How Lucy Fell from the Tree
820 3D Dinopedia
Humans descended from monkeys. To be more precise, a human is a representative of higher primates, humanoid monkeys. Such is the official view of modern science. Thanks to the work of anthropologists, we have a good idea of what the ancient monkey that preceded the first human, the oldest representative of the genus Homo, looked like.
The genus Homo includes the species Homo sapiens, as well as several extinct species that are its close relatives. These species, together with Homo sapiens, form a group classified as a genus in the hominid family, which, in turn, belongs to the order of primates.
The genus Homo can be considered a continuous fraternity, i.e., a set of populations that exchange genes over a prolonged period and do not form reproductive barriers, remaining within one species. Nevertheless, populations within this genus can vary in terms of the direction of their adaptations and rates of evolutionary development.
Although today Homo sapiens is the only representative of the genus, in the past, humanity might have included several species. For example, Neanderthals are sometimes considered a separate species, distinct from Cro-Magnons (Homo sapiens). In general, the genus Homo embodies diversity in the adaptations and evolutionary development of its representatives, providing scientists with the opportunity to study the various paths by which human evolution could develop.
The ancestors of humans were the so-called australopithecines (Australopithecus), who lived 4.2 – 2.5 million years ago, during the Neogene period. Scientists have been studying the bones of these monkeys since 1925 for almost a century now.
This name often leads to some confusion. It seems that "australopithecines" should be a genus from Australia. But in fact, in both words, there is the Latin root "australis" - southern. "Australia" is the southern continent, and "australopithecus" - southern monkey, i.e., a monkey found in the south of Africa.
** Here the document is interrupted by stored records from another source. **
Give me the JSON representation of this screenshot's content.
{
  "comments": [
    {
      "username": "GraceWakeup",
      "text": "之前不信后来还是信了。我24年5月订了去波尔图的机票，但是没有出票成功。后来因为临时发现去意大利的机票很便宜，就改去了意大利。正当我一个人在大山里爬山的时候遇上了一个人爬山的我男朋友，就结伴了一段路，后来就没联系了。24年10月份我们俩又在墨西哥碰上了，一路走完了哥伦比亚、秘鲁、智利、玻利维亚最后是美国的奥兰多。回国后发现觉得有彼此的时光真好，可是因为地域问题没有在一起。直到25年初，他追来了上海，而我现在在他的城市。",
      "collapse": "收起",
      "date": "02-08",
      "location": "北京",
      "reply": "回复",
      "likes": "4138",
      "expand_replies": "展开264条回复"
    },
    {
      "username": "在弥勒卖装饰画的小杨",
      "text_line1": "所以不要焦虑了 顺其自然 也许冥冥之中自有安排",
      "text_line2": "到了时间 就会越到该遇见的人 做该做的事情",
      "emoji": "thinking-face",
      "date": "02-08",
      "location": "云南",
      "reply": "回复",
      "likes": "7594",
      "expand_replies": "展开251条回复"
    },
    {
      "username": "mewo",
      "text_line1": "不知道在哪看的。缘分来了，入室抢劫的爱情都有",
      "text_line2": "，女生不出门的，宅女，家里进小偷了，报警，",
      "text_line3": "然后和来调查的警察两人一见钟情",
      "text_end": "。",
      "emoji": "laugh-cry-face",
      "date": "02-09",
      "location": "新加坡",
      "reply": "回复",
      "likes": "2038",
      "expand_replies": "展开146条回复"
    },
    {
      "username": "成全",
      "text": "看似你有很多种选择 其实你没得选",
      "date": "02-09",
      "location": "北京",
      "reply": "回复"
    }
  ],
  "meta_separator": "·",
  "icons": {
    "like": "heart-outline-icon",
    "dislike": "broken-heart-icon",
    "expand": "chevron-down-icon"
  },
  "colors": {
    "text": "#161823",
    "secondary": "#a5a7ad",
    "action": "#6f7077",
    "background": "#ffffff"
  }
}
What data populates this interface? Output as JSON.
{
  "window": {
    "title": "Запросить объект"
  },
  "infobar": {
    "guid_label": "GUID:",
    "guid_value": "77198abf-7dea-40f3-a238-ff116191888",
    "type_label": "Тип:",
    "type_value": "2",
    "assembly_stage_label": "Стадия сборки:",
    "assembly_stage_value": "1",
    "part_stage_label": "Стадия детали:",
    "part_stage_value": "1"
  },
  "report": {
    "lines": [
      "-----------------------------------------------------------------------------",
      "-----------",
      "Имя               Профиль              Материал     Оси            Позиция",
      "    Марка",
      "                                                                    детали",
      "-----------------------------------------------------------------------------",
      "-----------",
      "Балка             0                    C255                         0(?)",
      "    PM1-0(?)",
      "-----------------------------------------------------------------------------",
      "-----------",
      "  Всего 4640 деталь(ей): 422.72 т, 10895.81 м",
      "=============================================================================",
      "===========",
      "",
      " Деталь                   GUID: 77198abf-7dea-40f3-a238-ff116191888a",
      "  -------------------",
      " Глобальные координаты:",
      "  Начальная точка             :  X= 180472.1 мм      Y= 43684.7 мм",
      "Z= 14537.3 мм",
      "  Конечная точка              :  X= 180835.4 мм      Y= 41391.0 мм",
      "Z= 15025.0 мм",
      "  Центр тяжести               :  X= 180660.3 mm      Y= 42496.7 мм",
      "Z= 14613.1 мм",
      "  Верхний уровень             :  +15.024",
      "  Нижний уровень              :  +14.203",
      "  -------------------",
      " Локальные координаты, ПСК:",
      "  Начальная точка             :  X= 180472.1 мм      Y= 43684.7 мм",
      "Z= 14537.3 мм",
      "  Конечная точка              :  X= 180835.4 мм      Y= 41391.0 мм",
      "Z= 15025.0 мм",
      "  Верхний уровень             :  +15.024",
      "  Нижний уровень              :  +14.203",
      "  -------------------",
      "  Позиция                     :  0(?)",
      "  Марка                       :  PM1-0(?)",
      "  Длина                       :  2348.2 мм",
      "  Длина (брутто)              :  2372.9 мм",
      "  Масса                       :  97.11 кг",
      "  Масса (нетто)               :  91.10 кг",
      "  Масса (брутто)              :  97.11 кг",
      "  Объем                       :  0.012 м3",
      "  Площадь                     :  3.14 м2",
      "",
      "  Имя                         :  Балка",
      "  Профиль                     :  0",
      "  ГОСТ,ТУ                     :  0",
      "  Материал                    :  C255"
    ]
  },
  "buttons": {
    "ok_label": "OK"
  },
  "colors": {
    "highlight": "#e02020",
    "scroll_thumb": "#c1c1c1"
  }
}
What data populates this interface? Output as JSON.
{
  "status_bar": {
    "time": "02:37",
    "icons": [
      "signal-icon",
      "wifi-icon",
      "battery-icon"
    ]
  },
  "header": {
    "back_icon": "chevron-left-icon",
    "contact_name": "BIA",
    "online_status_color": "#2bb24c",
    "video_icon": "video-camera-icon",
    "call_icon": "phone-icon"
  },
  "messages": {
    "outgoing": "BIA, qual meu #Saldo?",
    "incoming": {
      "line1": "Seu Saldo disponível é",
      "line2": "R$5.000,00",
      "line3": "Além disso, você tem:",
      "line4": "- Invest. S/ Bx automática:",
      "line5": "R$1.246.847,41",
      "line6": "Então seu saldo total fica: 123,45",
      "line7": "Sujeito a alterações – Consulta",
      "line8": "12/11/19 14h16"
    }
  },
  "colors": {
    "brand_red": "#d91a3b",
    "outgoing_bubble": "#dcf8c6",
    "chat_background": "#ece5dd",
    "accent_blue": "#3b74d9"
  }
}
Australopithecus is the name of a genus of ancient primates. To date, several species have been discovered in this genus: Australopithecus afarensis (the Afar australopithecine), Australopithecus africanus (the African australopithecine), Australopithecus sediba, and others. One might think that we had a lot of ancestors, but in fact, not every species is an ancestor of humans. Most australopithecines completely died out, leaving no descendants. However, Australopithecus afarensis is considered our ancestor. Let's talk about it in a bit more detail.
Mostly, only separate fragments of the Australopithecus afarensis skeleton are found. In general, searching for primate bones is an ungrateful task since most of them lived in the forest, and in forests, bones have almost no chance of being preserved. Fortunately, australopithecines had already moved out of the forest and traveled through the vast savanna—a space covered with dense grass but with few trees. Here their chances of preservation were higher, although finds of australopithecines cannot be called abundant. Therefore, when in 1974 a more or less whole skeleton of Australopithecus afarensis was found in the Omo River Valley in Ethiopia, it became a real sensation. Fragments of the skull, spine, and limb bones were preserved. After discovering the skeleton, scientists were elated. There was a festive mood, and The Beatles’ song "Lucy in the Sky with Diamonds" was playing on the tape recorder. Then came an unexpected idea - to name this primate "Lucy". The idea was successful - it turned out that the skeleton belonged to a young female, approximately 25-30 years old, so the name suited her well.
Lucy lived approximately 3 million 180 thousand years ago. She was small, only about 105 cm tall, and weighed just 27 kg. Her brain was small, comparable to the brains of modern chimpanzees. As befits ancient primates, Lucy was very robust, with very wide shoulders, and a large stomach for digesting plant food. Her face was elongated due to powerful jaws, which helped chew both rough plants and raw meat. The australopithecines had not yet mastered the use of fire. Whether Lucy was covered with thick fur or short hairs, similar to those preserved on the bodies of modern humans, we do not know. Hair, unfortunately, almost never fossilizes.
A few years ago, scientists from the University of Texas at Austin made a new and quite curious discovery about our "great-grandmother Lucy". Likely, she died as a result of a fall from a height, in other words, she fell from a tree!
Within the framework of the research, scientists conducted a computer tomography of the fossilized remains and created a three-dimensional reconstruction of the skeleton. They discovered traces of injuries and fractures, which likely occurred before Lucy's death and could have been caused by a fall from a great height. Scientists took into account the characteristics of the area where Lucy's remains were found and determined that there were large trees in this region. They hypothesized that australopithecines, like modern primates, might have built nests in trees for shelter at night. Lucy might have fallen from such a nest, leading to the primate's demise.
This discovery shows how many unexpected dangers lurked every day for our distant ancestors in the wild world of primordial Africa.
You can get acquainted with the australopithecine more closely in the animal card in the application "3D Dinopedia: Paleontology."
And you can find the scientific article about "fallen Lucy" in the renowned journal "Nature": Perimortem fractures in Lucy suggest mortality from fall out of tall tree. Nature. 2016; 537(7621). Pp. 503-507.